Turning waste from rice, parsley and other foods into biodegradable plastic

August 20, 2014
Turning waste from rice, parsley and other foods into biodegradable plastic

Your chairs, synthetic rugs and plastic bags could one day be made out of cocoa, rice and vegetable waste rather than petroleum, scientists are now reporting. The novel process they developed and their results, which could help the world deal with its agricultural and plastic waste problems, appear in the ACS journal Macromolecules.

Athanassia Athanassiou, Ilker S. Bayer and colleagues at the Italian Institute of Technology point out that plastic's popularity is constantly growing. In 2012, its production reached 288 million tons worldwide, but its ubiquity comes at a cost. Synthetic plastics persist for hundreds or thousands of years while releasing toxic components with the potential to harm the environment and human health. Also, plastics are made out of petroleum, which is a nonrenewable source. The shift to more environmentally friendly bioplastics has been challenging and expensive. Athanassiou's team wanted to find a simple, less costly way to make the transition.

They turned to an organic acid that also occurs naturally and can process cellulose, which is the main building component of plants and also the most abundant polymer in nature. They mixed the acid with parsley and spinach stems, and husks from rice and cocoa pods. Then, they poured the resulting solutions into lab dishes. When tested, the films that formed showed a promising range of traits from brittle and rigid to soft and stretchable—similar to commercial . "This opens up possibilities for replacing some of the non-degrading polymers with the present bioplastics obtained from agro-waste," the researchers conclude.

Explore further: Waste cooking oil makes bioplastics cheaper

More information: Direct Transformation of Edible Vegetable Waste into Bioplastics, Macromolecules, 2014, 47 (15), pp 5135–5143. DOI: 10.1021/ma5008557
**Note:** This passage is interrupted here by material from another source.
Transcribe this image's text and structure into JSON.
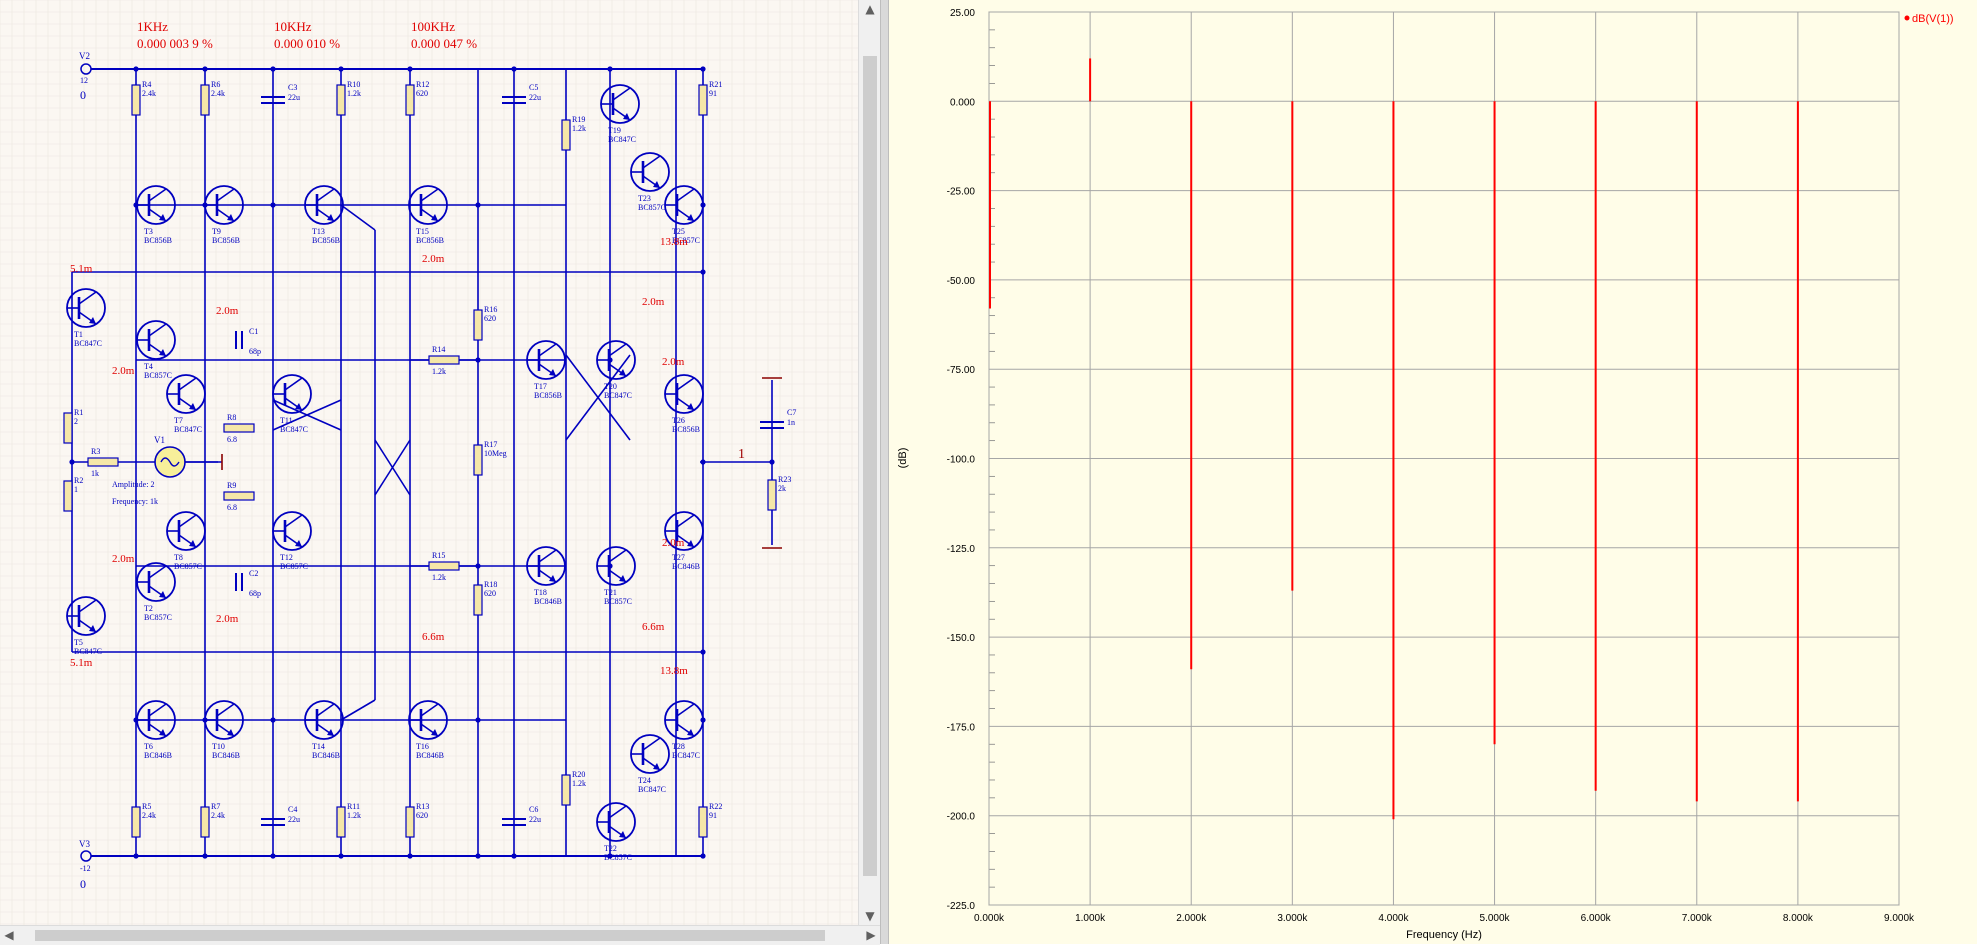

Bioplastics with a wide range of mechanical properties were directly obtained from industrially processed edible vegetable and cereal wastes. As model systems, we present bioplastics synthesized from wastes of parsley and spinach stems, rice hulls, and cocoa pod husks by digesting in trifluoroacetic acid (TFA), casting, and evaporation. In this way, amorphous cellulose-based plastics are formed. Moreover, many other natural elements present in these plants are carried over into the bioplastics rendering them with many exceptional thermo-physical properties. Here, we show that, due to their broad compatibility with cellulose, amorphous cellulose can be naturally plasticized with these bioplastics by simply mixing during processing. Comparison of their mechanical properties with that of various petroleum based synthetic polymers indicates that these bioplastics have equivalent mechanical properties to the nondegrading ones. This opens up possibilities for replacing some of the nondegrading polymers with the present bioplastics obtained from agro-waste.

Related Stories

Waste cooking oil makes bioplastics cheaper

September 3, 2012

"Bioplastics" that are naturally synthesized by microbes could be made commercially viable by using waste cooking oil as a starting material. This would reduce environmental contamination and also give high-quality plastics ...

Video: Using microbes to generate bioplastics

March 12, 2014

European scientists are experimenting with bacteria and algae and turn them into bioplastic factories. Their vision: these microorganisms should produce a large portion of our plastic materials without any petroleum.

Team creates bioplastic made from shrimp shells

May 6, 2014

(Phys.org) —For many people, "plastic" is a one-word analog for environmental disaster. It is made from precious petroleum, after all, and once discarded in landfills and oceans, it takes centuries to degrade.

Nature inspires a greener way to make colorful plastics

July 30, 2014

Long before humans figured out how to create colors, nature had already perfected the process—think stunning, bright butterfly wings of many different hues, for example. Now scientists are tapping into those secrets to ...

Recommended for you

A new form of real gold, almost as light as air

November 25, 2015

Researchers at ETH Zurich have created a new type of foam made of real gold. It is the lightest form ever produced of the precious metal: a thousand times lighter than its conventional form and yet it is nearly impossible ...

Moonlighting molecules: Finding new uses for old enzymes

November 27, 2015

A collaboration between the University of Cambridge and MedImmune, the global biologics research and development arm of AstraZeneca, has led researchers to identify a potentially significant new application for a well-known ...


Please sign in to add a comment. Registration is free, and takes less than a minute. Read more

Click here to reset your password.
Sign in to get notified via email when new comments are made.